American Exceptionalism is a Lie
We like to think we are extraordinary, given our contributions to the world.
We have advanced science, helped our allies win World War I and World War II, and pushed space exploration, among countless examples. Frequently, when the world has needed us, we delivered. Today, however, after a decade of ruinous wars, and faced with deteriorating economic, social and racial inequities, the United States is anything but exceptional. We no longer have an aspirational middle class. We are divided as a country, by design, on wedge issues that keep us fighting each other. Our inability to deal with a global pandemic, and our isolationist Russian puppet of a president, has rendered us useless. Back in the 1980s, with the collapse of the Soviet Union, we looked like a country that had solved all its problems. We were the envy of the world. But our blindness to our failures and our history has bred a complacent nationalism and a disastrous foreign policy that has isolated and alienated us from the global community, says Godfrey Hodgson, author of the Myth of American Exceptionalism. The American belief in exceptionalism is not even exceptional. Quite the contrary. Throughout history, many countries and people have believed they were above the rest. The ancient Greeks believed it and called everyone else “barbarian.” So did the Romans, the British, the Soviets and Eastern cultures. They all believed in their own exceptionalism. Those cultures are studied as relics of once powerful nations. Rome, Greece, Great Britain and Russia still exist, but gone are the days where the sun never sets on the British Empire. Most Western cultures have adopted a true social democracy in order to survive that incorporates a mix of socialism and capitalism. There are countless comparisons being made today, and rightly so, with the decline of the Roman Empire and a belief among scholars that we are heading down the same path. Our leadership is so divided that we can no longer amend our Constitution to keep up with modern times. There are no useful discussions about term limits or court imbalances. Because of our deep division, neither side of government trusts the other to come together and move the country forward.

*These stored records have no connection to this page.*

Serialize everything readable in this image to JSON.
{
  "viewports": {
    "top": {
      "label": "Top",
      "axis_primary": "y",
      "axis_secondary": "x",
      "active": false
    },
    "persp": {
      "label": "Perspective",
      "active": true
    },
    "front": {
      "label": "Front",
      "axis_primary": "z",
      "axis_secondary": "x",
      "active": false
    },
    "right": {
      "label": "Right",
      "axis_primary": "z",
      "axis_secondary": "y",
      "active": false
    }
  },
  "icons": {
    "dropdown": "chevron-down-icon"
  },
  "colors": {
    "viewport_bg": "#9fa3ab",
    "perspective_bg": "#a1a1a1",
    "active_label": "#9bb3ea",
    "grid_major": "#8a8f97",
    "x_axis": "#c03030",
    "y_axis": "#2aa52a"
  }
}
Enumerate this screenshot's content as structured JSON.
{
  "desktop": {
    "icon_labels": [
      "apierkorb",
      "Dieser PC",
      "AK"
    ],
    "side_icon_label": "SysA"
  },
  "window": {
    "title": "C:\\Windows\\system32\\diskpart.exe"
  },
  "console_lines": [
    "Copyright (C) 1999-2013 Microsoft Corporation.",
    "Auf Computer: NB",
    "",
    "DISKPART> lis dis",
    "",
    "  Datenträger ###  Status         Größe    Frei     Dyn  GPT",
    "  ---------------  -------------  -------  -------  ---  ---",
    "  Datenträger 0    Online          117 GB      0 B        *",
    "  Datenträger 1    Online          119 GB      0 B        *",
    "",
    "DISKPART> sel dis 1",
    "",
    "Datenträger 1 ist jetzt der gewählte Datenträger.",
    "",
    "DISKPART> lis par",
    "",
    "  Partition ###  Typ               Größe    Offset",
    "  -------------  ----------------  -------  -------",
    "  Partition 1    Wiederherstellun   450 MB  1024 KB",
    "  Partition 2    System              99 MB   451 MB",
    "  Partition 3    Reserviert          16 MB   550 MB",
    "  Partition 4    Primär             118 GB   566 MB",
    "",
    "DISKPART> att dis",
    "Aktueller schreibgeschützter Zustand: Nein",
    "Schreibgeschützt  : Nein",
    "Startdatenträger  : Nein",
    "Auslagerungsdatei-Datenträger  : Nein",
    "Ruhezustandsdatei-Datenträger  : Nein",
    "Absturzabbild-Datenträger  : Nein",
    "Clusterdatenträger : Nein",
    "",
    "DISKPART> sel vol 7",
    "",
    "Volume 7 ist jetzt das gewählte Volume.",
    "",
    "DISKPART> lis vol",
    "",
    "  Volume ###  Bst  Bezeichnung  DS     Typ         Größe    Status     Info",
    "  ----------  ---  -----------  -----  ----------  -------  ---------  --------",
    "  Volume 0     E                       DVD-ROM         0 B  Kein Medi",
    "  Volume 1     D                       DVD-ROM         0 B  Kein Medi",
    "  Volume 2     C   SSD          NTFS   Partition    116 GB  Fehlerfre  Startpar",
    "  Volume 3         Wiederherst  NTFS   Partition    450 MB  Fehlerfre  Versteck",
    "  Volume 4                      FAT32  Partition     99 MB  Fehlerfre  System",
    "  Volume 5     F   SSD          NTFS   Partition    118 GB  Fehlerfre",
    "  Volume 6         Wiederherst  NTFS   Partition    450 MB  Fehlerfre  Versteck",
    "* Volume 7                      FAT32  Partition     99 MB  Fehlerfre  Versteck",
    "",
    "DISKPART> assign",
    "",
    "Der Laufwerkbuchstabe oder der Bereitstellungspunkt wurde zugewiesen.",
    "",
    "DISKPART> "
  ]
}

The recently departed Ruth Bader Ginsburg asserted she, herself, would not use the U.S. Constitution as a guide today, as it has not kept up with society's changes. California Rep. Adam Schiff asks who can we trust to amend the Constitution? How can we be exceptional when we can’t come together on the basic issues of advancement? Other countries look at us with pity, while some that harbor resentment feel karmic retribution has come to America. Most, however, just want us to come back to the way we used to be and succeed. How can we become the America we once were? How can we be exceptional again? Humility is a start. We must recognize we aren’t that uncommon. We must stop believing the lies being fed to us. And we must elect leaders, real leaders, that can work together. Of all people, Vladimir Putin warned us a long time ago, after the collapse of the USSR: “It is very dangerous to foster the idea of exceptionalism among Americans. It is perilous for politicians and society to fail to notice the moment in which the gap between ideology and reality becomes an abyss. In our case, such failure led to the collapse of the USSR.” He understood us better than we do, which is how he manipulated us, played us like a fiddle and convinced us to elect his puppet. If we don’t change immediately and completely repudiate the GOP, we too will become a relic and a fallen superpower. It doesn’t have to be this way. We can change this. We can reverse this course. Eradicate the party that no longer governs. They are useless relics. Let’s move forward with parties that want a future. They don’t have to want the same thing; they can argue about how we actually can become exceptional. If not, we fail. We become a memory. We need this drastic adjustment, beginning with a Biden/Harris win, and then we can build from there.
The world used to copy us. If we don’t change now, only our memories will be worth copying.